# Problem to solve:
Search the data for "icon". Each line containing it is to be copied.

(Website and app data records)
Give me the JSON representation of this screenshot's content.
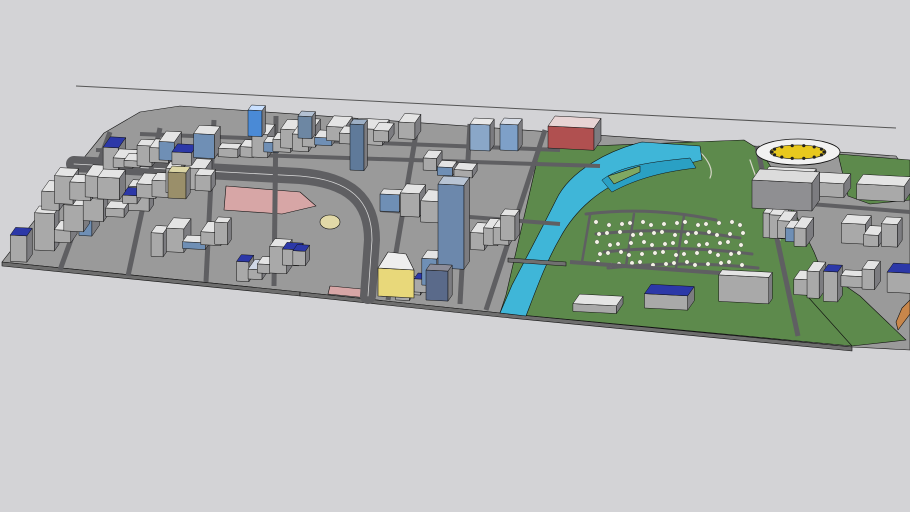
{
  "view": {
    "background": "#d3d3d6",
    "colors": {
      "base": "#9a9a9a",
      "road": "#5f5f62",
      "road_line": "#d8d8d8",
      "park": "#5d8a4c",
      "park_light": "#7fa862",
      "water": "#3fb6d8",
      "roof": "#e4e4e4",
      "wall": "#a9a9a9",
      "wall_dark": "#7c7c80",
      "glass": "#6f8fb5",
      "accent_blue": "#2c38a8",
      "plaza_pink": "#d7a6a6",
      "stadium_roof": "#f2f2f2",
      "stadium_seats": "#e8c81e",
      "tree": "#f4f4e6",
      "edge": "#111111"
    }
  }
}
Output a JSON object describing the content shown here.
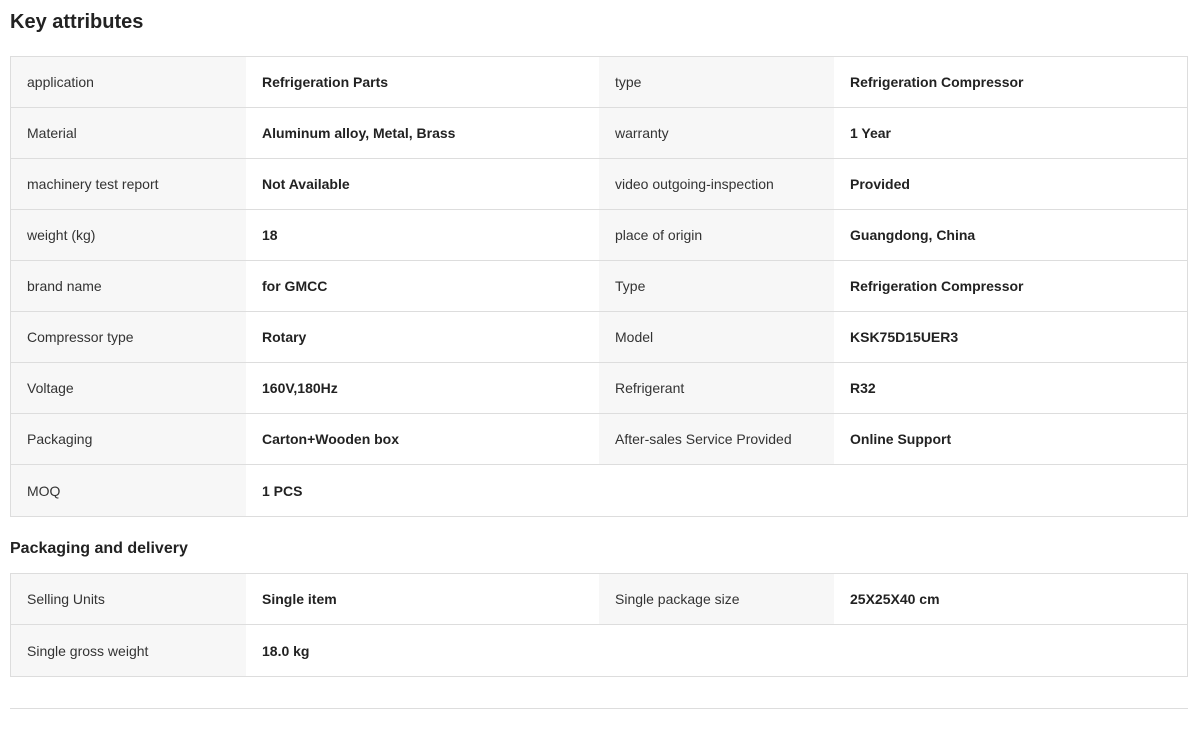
{
  "title": "Key attributes",
  "key_attributes": [
    {
      "k1": "application",
      "v1": "Refrigeration Parts",
      "k2": "type",
      "v2": "Refrigeration Compressor"
    },
    {
      "k1": "Material",
      "v1": "Aluminum alloy, Metal, Brass",
      "k2": "warranty",
      "v2": "1 Year"
    },
    {
      "k1": "machinery test report",
      "v1": "Not Available",
      "k2": "video outgoing-inspection",
      "v2": "Provided"
    },
    {
      "k1": "weight (kg)",
      "v1": "18",
      "k2": "place of origin",
      "v2": "Guangdong, China"
    },
    {
      "k1": "brand name",
      "v1": "for GMCC",
      "k2": "Type",
      "v2": "Refrigeration Compressor"
    },
    {
      "k1": "Compressor type",
      "v1": "Rotary",
      "k2": "Model",
      "v2": "KSK75D15UER3"
    },
    {
      "k1": "Voltage",
      "v1": "160V,180Hz",
      "k2": "Refrigerant",
      "v2": "R32"
    },
    {
      "k1": "Packaging",
      "v1": "Carton+Wooden box",
      "k2": "After-sales Service Provided",
      "v2": "Online Support"
    },
    {
      "k1": "MOQ",
      "v1": "1 PCS",
      "k2": "",
      "v2": ""
    }
  ],
  "packaging_title": "Packaging and delivery",
  "packaging": [
    {
      "k1": "Selling Units",
      "v1": "Single item",
      "k2": "Single package size",
      "v2": "25X25X40 cm"
    },
    {
      "k1": "Single gross weight",
      "v1": "18.0 kg",
      "k2": "",
      "v2": ""
    }
  ]
}
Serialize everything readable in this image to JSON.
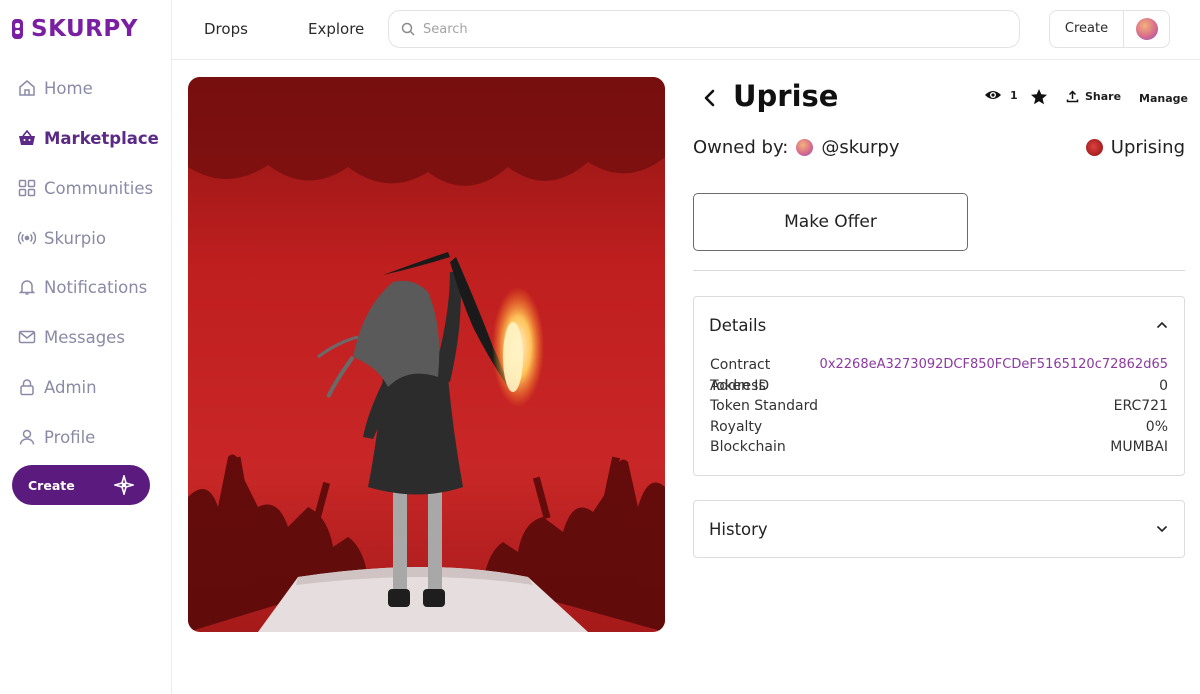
{
  "brand": {
    "name": "SKURPY"
  },
  "sidebar": {
    "items": [
      {
        "label": "Home",
        "icon": "home-icon"
      },
      {
        "label": "Marketplace",
        "icon": "shop-basket-icon",
        "active": true
      },
      {
        "label": "Communities",
        "icon": "grid-icon"
      },
      {
        "label": "Skurpio",
        "icon": "broadcast-icon"
      },
      {
        "label": "Notifications",
        "icon": "bell-icon"
      },
      {
        "label": "Messages",
        "icon": "mail-icon"
      },
      {
        "label": "Admin",
        "icon": "lock-icon"
      },
      {
        "label": "Profile",
        "icon": "user-icon"
      }
    ],
    "create_label": "Create"
  },
  "topbar": {
    "links": [
      "Drops",
      "Explore"
    ],
    "search_placeholder": "Search",
    "create_label": "Create"
  },
  "nft": {
    "title": "Uprise",
    "view_count": "1",
    "share_label": "Share",
    "manage_label": "Manage",
    "owned_by_label": "Owned by:",
    "owner_handle": "@skurpy",
    "collection_name": "Uprising",
    "make_offer_label": "Make Offer"
  },
  "details": {
    "heading": "Details",
    "rows": [
      {
        "label": "Contract Address",
        "value": "0x2268eA3273092DCF850FCDeF5165120c72862d65"
      },
      {
        "label": "Token ID",
        "value": "0"
      },
      {
        "label": "Token Standard",
        "value": "ERC721"
      },
      {
        "label": "Royalty",
        "value": "0%"
      },
      {
        "label": "Blockchain",
        "value": "MUMBAI"
      }
    ]
  },
  "history": {
    "heading": "History"
  },
  "colors": {
    "brand": "#7a1fa2",
    "create_button": "#5b1a7e",
    "link_purple": "#8b3aa0",
    "art_red": "#c22222"
  }
}
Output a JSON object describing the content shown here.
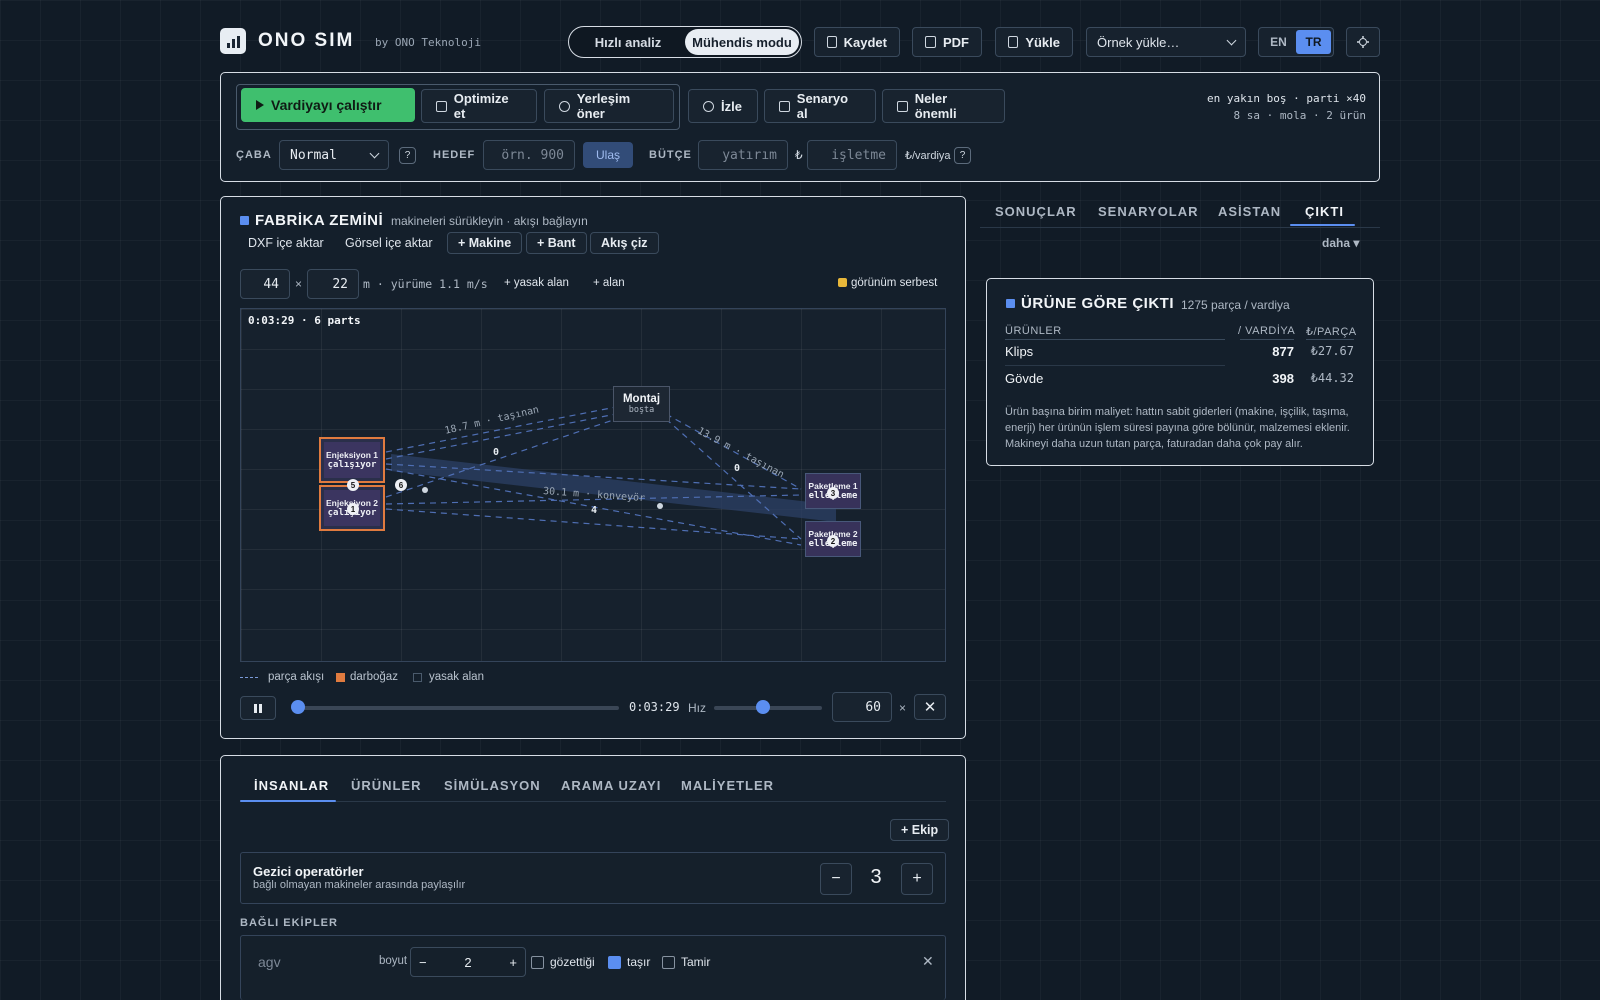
{
  "header": {
    "brand": "ONO SIM",
    "brand_sub": "by ONO Teknoloji",
    "modes": [
      "Hızlı analiz",
      "Mühendis modu"
    ],
    "save": "Kaydet",
    "pdf": "PDF",
    "upload": "Yükle",
    "example_select": "Örnek yükle…",
    "lang_en": "EN",
    "lang_tr": "TR"
  },
  "toolbar": {
    "run": "Vardiyayı çalıştır",
    "optimize": "Optimize et",
    "layout": "Yerleşim öner",
    "watch": "İzle",
    "snapshot": "Senaryo al",
    "matters": "Neler önemli",
    "meta_line1": "en yakın boş · parti ×40",
    "meta_line2": "8 sa · mola · 2 ürün",
    "effort_label": "ÇABA",
    "effort_value": "Normal",
    "help": "?",
    "target_label": "HEDEF",
    "target_placeholder": "örn. 900",
    "reach": "Ulaş",
    "budget_label": "BÜTÇE",
    "invest_placeholder": "yatırım",
    "currency": "₺",
    "opex_placeholder": "işletme",
    "per_shift": "₺/vardiya"
  },
  "floor": {
    "title": "FABRİKA ZEMİNİ",
    "subtitle": "makineleri sürükleyin · akışı bağlayın",
    "dxf": "DXF içe aktar",
    "image": "Görsel içe aktar",
    "add_machine": "+ Makine",
    "add_belt": "+ Bant",
    "draw_flow": "Akış çiz",
    "width": "44",
    "times": "×",
    "height": "22",
    "unit_walk": "m · yürüme 1.1 m/s",
    "forbidden": "+ yasak alan",
    "area": "+ alan",
    "view_free": "görünüm serbest",
    "canvas_status": "0:03:29 · 6 parts",
    "machines": {
      "inj1": {
        "name": "Enjeksiyon 1",
        "state": "çalışıyor"
      },
      "inj2": {
        "name": "Enjeksiyon 2",
        "state": "çalışıyor"
      },
      "montaj": {
        "name": "Montaj",
        "state": "boşta"
      },
      "pack1": {
        "name": "Paketleme 1",
        "state": "elleçleme"
      },
      "pack2": {
        "name": "Paketleme 2",
        "state": "elleçleme"
      }
    },
    "flow_labels": {
      "a": "18.7 m · taşınan",
      "b": "13.9 m · taşınan",
      "c": "30.1 m · konveyör",
      "q1": "0",
      "q2": "0",
      "q3": "4"
    },
    "badges": [
      "5",
      "1",
      "6",
      "3",
      "2"
    ],
    "legend": {
      "flow": "parça akışı",
      "bottleneck": "darboğaz",
      "forbidden": "yasak alan"
    },
    "time": "0:03:29",
    "speed_label": "Hız",
    "speed_value": "60",
    "speed_unit": "×",
    "timeline_progress": 0.0,
    "speed_progress": 0.45
  },
  "right": {
    "tabs": [
      "SONUÇLAR",
      "SENARYOLAR",
      "ASİSTAN",
      "ÇIKTI"
    ],
    "more": "daha ▾",
    "out_title": "ÜRÜNE GÖRE ÇIKTI",
    "out_sub": "1275 parça / vardiya",
    "cols": [
      "ÜRÜNLER",
      "/ VARDİYA",
      "₺/PARÇA"
    ],
    "rows": [
      {
        "name": "Klips",
        "qty": "877",
        "cost": "₺27.67"
      },
      {
        "name": "Gövde",
        "qty": "398",
        "cost": "₺44.32"
      }
    ],
    "note": "Ürün başına birim maliyet: hattın sabit giderleri (makine, işçilik, taşıma, enerji) her ürünün işlem süresi payına göre bölünür, malzemesi eklenir. Makineyi daha uzun tutan parça, faturadan daha çok pay alır."
  },
  "bottom": {
    "tabs": [
      "İNSANLAR",
      "ÜRÜNLER",
      "SİMÜLASYON",
      "ARAMA UZAYI",
      "MALİYETLER"
    ],
    "add_team": "+ Ekip",
    "roaming_title": "Gezici operatörler",
    "roaming_sub": "bağlı olmayan makineler arasında paylaşılır",
    "roaming_count": "3",
    "minus": "−",
    "plus": "+",
    "linked_label": "BAĞLI EKİPLER",
    "team_name": "agv",
    "size_label": "boyut",
    "team_size": "2",
    "chk_watch": "gözettiği",
    "chk_carry": "taşır",
    "chk_repair": "Tamir"
  },
  "colors": {
    "accent": "#5b8ef0",
    "run": "#3fbf6e",
    "bottleneck": "#e07b3f"
  }
}
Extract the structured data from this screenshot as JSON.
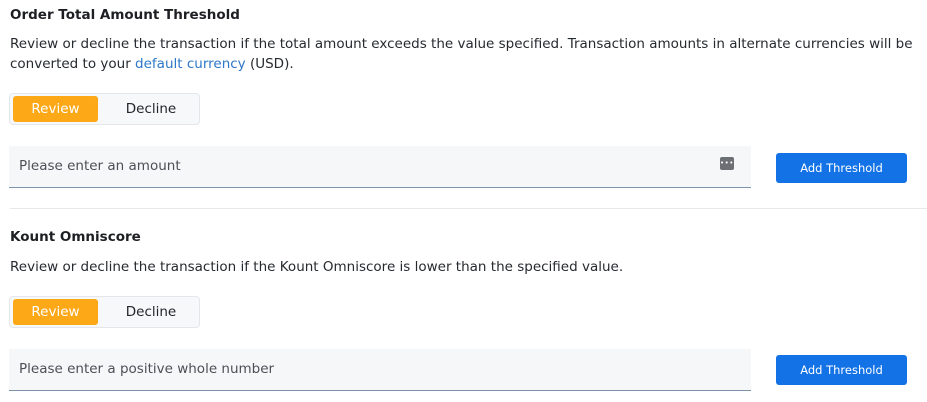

# Response for this exercise:
        "icon": "home-icon"
        "icon": "shop-basket-icon",
        "icon": "grid-icon"
        "icon": "broadcast-icon"
        "icon": "bell-icon"
        "icon": "mail-icon"
        "icon": "lock-icon"
        "icon": "user-icon"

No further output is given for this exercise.